* What is needed *
Locate each line below that includes "title" and reproduce it.

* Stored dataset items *
■ ■ ■ ■ ■

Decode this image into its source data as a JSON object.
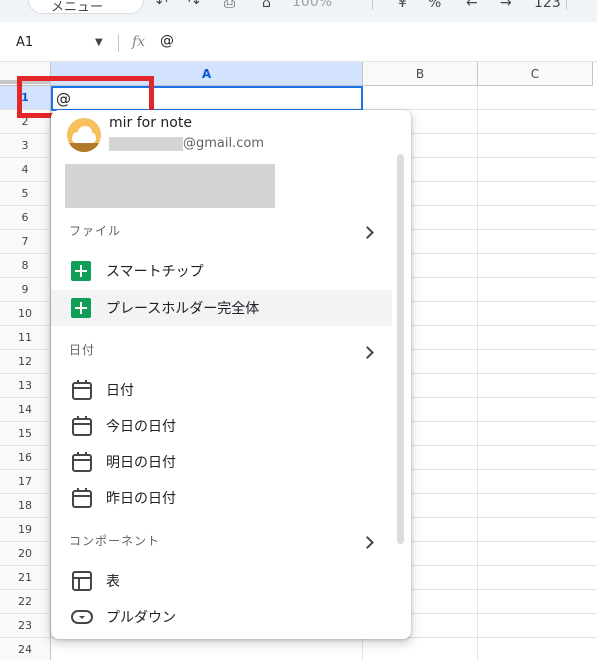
{
  "toolbar": {
    "menu_label": "メニュー",
    "zoom": "100%"
  },
  "formula_bar": {
    "name_box": "A1",
    "fx_label": "fx",
    "value": "@"
  },
  "grid": {
    "columns": [
      "A",
      "B",
      "C"
    ],
    "rows": [
      "1",
      "2",
      "3",
      "4",
      "5",
      "6",
      "7",
      "8",
      "9",
      "10",
      "11",
      "12",
      "13",
      "14",
      "15",
      "16",
      "17",
      "18",
      "19",
      "20",
      "21",
      "22",
      "23",
      "24"
    ],
    "active_cell_value": "@"
  },
  "dropdown": {
    "user": {
      "name": "mir for note",
      "email_suffix": "@gmail.com"
    },
    "sections": [
      {
        "label": "ファイル",
        "items": [
          {
            "label": "スマートチップ",
            "icon": "sheets-icon"
          },
          {
            "label": "プレースホルダー完全体",
            "icon": "sheets-icon"
          }
        ]
      },
      {
        "label": "日付",
        "items": [
          {
            "label": "日付",
            "icon": "calendar-icon"
          },
          {
            "label": "今日の日付",
            "icon": "calendar-icon"
          },
          {
            "label": "明日の日付",
            "icon": "calendar-icon"
          },
          {
            "label": "昨日の日付",
            "icon": "calendar-icon"
          }
        ]
      },
      {
        "label": "コンポーネント",
        "items": [
          {
            "label": "表",
            "icon": "table-icon"
          },
          {
            "label": "プルダウン",
            "icon": "dropdown-chip-icon"
          }
        ]
      }
    ]
  },
  "colors": {
    "selection_blue": "#1a73e8",
    "highlight_red": "#e3262a",
    "sheets_green": "#0f9d58"
  }
}
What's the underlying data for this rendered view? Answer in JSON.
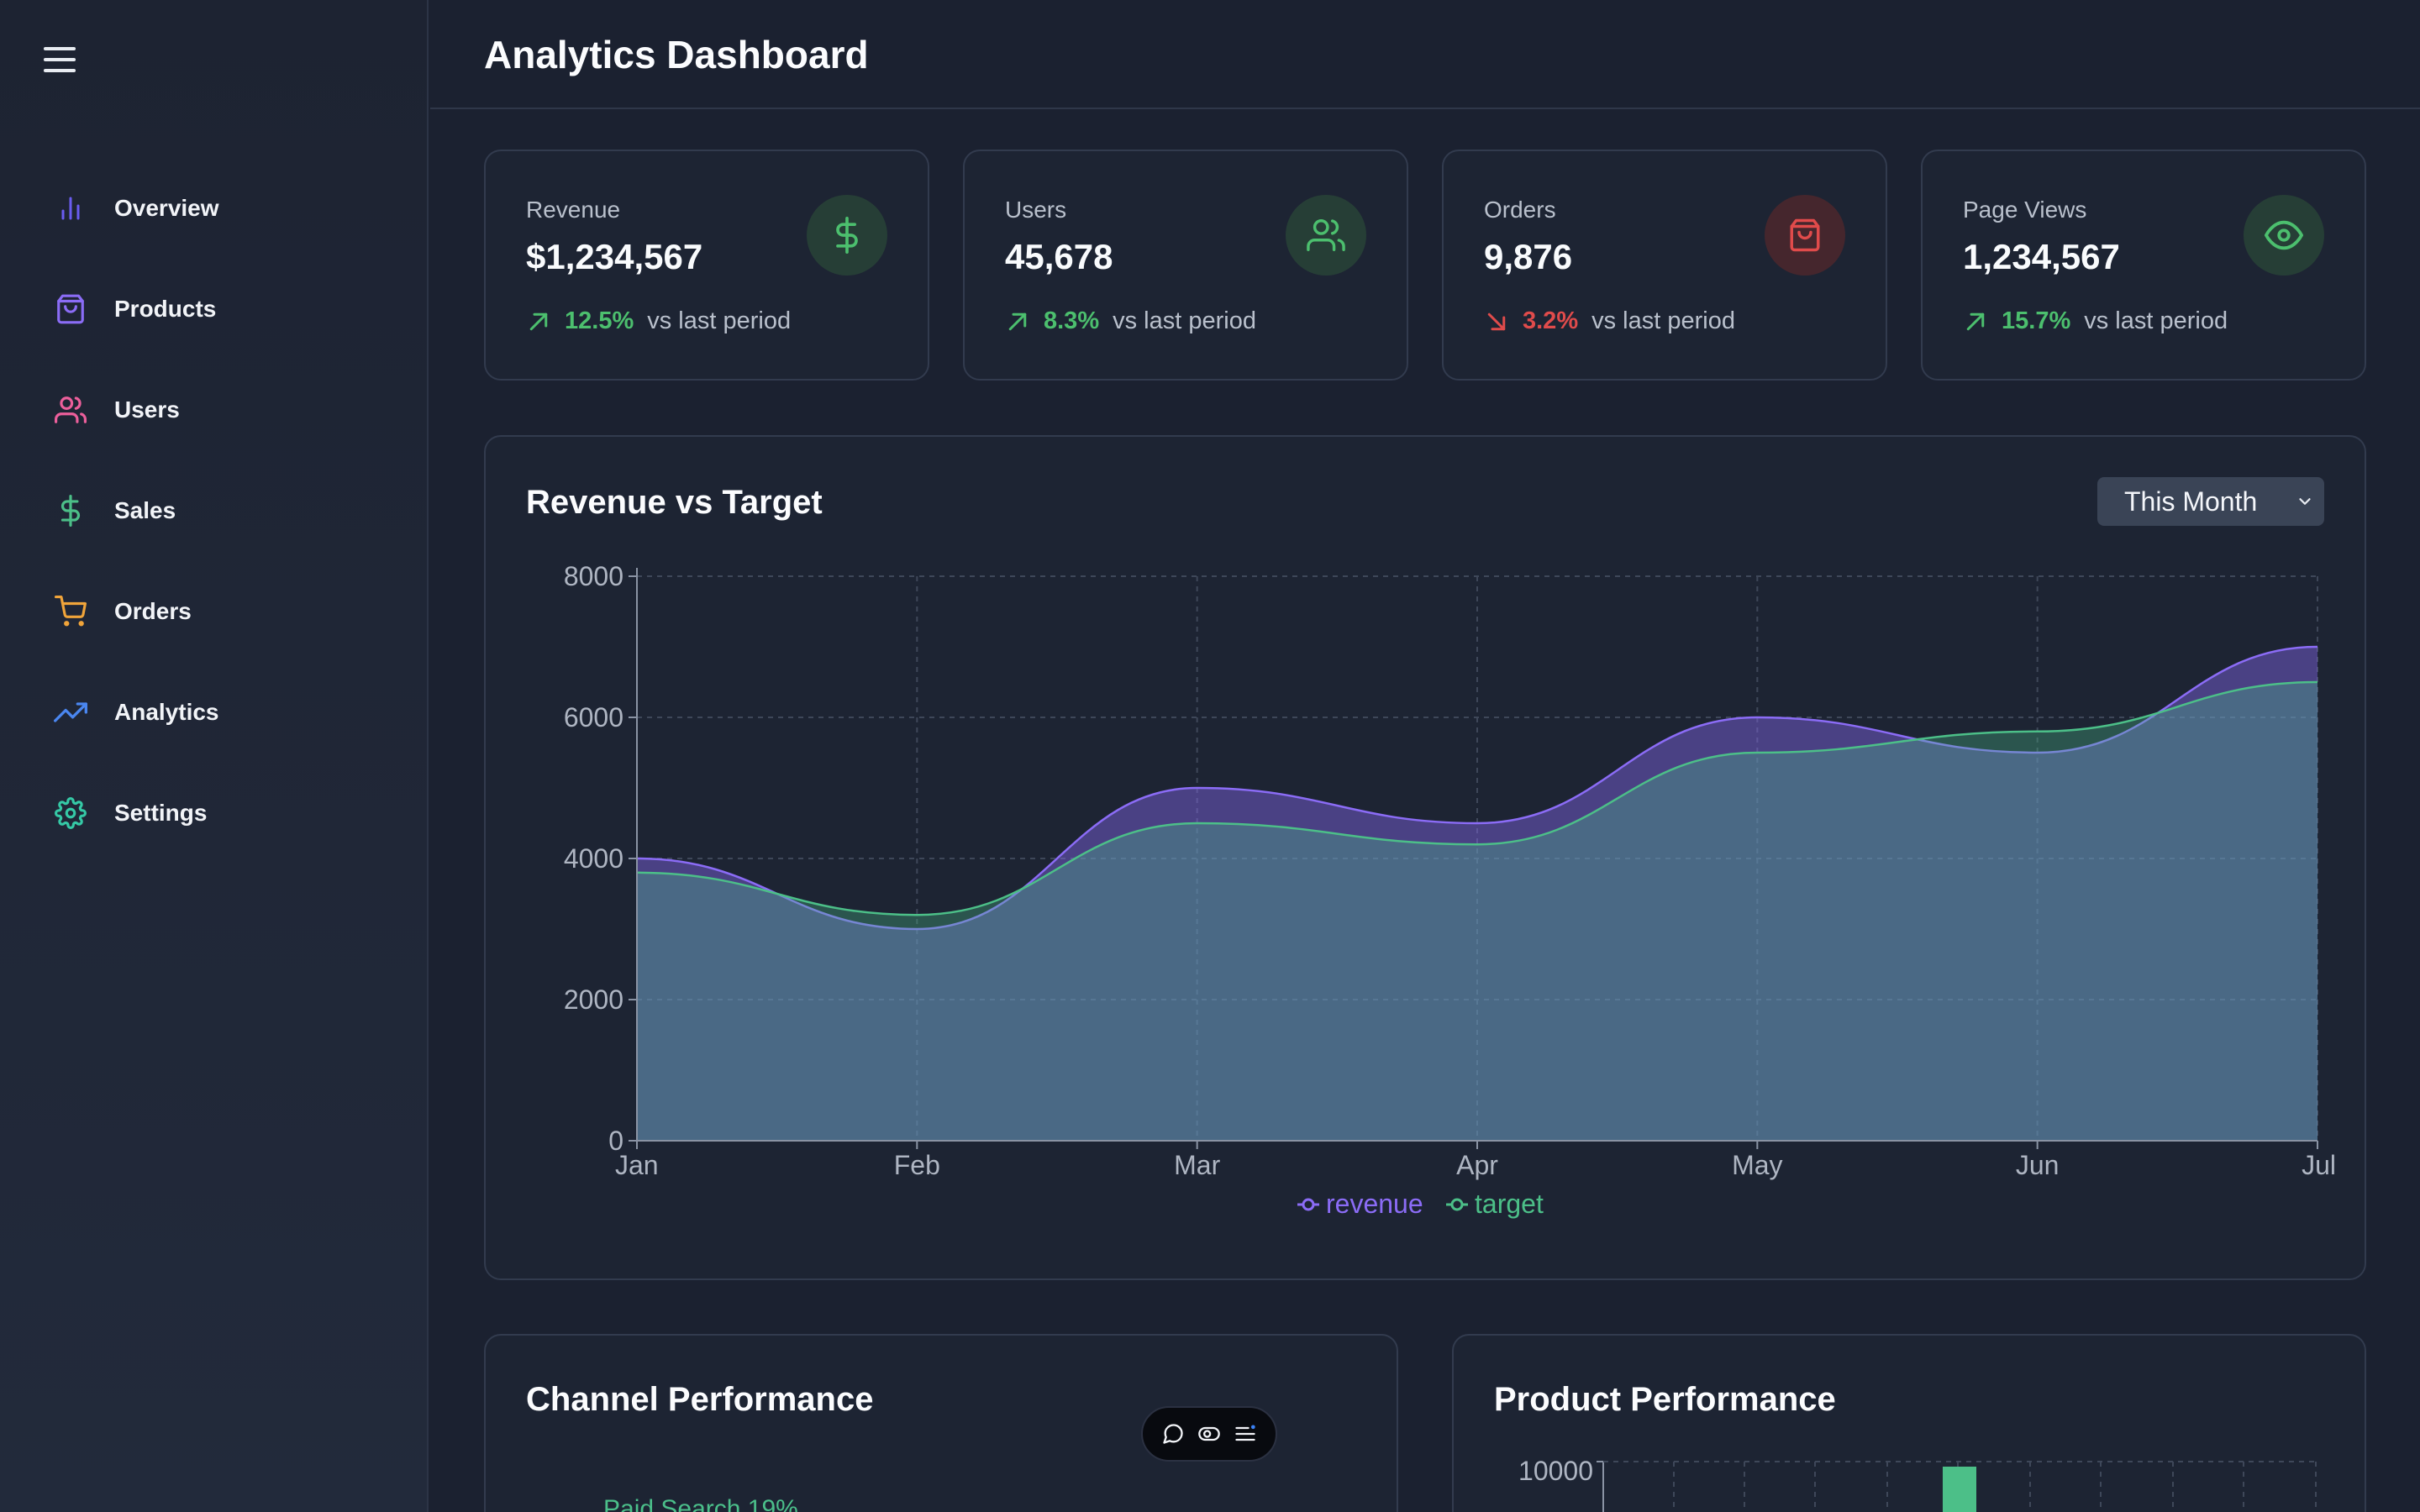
{
  "header": {
    "title": "Analytics Dashboard"
  },
  "sidebar": {
    "items": [
      {
        "label": "Overview",
        "icon": "bar-chart-icon",
        "color": "#6a5cf0"
      },
      {
        "label": "Products",
        "icon": "shopping-bag-icon",
        "color": "#8b6cf6"
      },
      {
        "label": "Users",
        "icon": "users-icon",
        "color": "#ec5f9b"
      },
      {
        "label": "Sales",
        "icon": "dollar-icon",
        "color": "#4cbf88"
      },
      {
        "label": "Orders",
        "icon": "cart-icon",
        "color": "#f0a43a"
      },
      {
        "label": "Analytics",
        "icon": "trending-up-icon",
        "color": "#4a86f0"
      },
      {
        "label": "Settings",
        "icon": "gear-icon",
        "color": "#35c9a6"
      }
    ]
  },
  "stats": [
    {
      "label": "Revenue",
      "value": "$1,234,567",
      "change": "12.5%",
      "trend": "up",
      "compare": "vs last period",
      "icon": "dollar-icon",
      "accent": "#4cbf6e"
    },
    {
      "label": "Users",
      "value": "45,678",
      "change": "8.3%",
      "trend": "up",
      "compare": "vs last period",
      "icon": "users-icon",
      "accent": "#4cbf6e"
    },
    {
      "label": "Orders",
      "value": "9,876",
      "change": "3.2%",
      "trend": "down",
      "compare": "vs last period",
      "icon": "shopping-bag-icon",
      "accent": "#e04b4b"
    },
    {
      "label": "Page Views",
      "value": "1,234,567",
      "change": "15.7%",
      "trend": "up",
      "compare": "vs last period",
      "icon": "eye-icon",
      "accent": "#4cbf6e"
    }
  ],
  "revenue_chart": {
    "title": "Revenue vs Target",
    "range_selected": "This Month"
  },
  "chart_data": {
    "type": "area",
    "x": [
      "Jan",
      "Feb",
      "Mar",
      "Apr",
      "May",
      "Jun",
      "Jul"
    ],
    "yticks": [
      0,
      2000,
      4000,
      6000,
      8000
    ],
    "ylim": [
      0,
      8000
    ],
    "grid": true,
    "legend": "bottom-center",
    "series": [
      {
        "name": "revenue",
        "values": [
          4000,
          3000,
          5000,
          4500,
          6000,
          5500,
          7000
        ],
        "color": "#8b6cf6"
      },
      {
        "name": "target",
        "values": [
          3800,
          3200,
          4500,
          4200,
          5500,
          5800,
          6500
        ],
        "color": "#4cbf88"
      }
    ]
  },
  "channel_performance": {
    "title": "Channel Performance",
    "visible_label": "Paid Search 19%"
  },
  "product_performance": {
    "title": "Product Performance",
    "top_tick": "10000"
  },
  "toolbar": {
    "buttons": [
      "comment-icon",
      "toggle-icon",
      "menu-list-icon"
    ]
  }
}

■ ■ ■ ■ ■

* Answer box *
    "title": "Analytics Dashboard"
    "title": "Revenue vs Target",
    "title": "Channel Performance",
    "title": "Product Performance",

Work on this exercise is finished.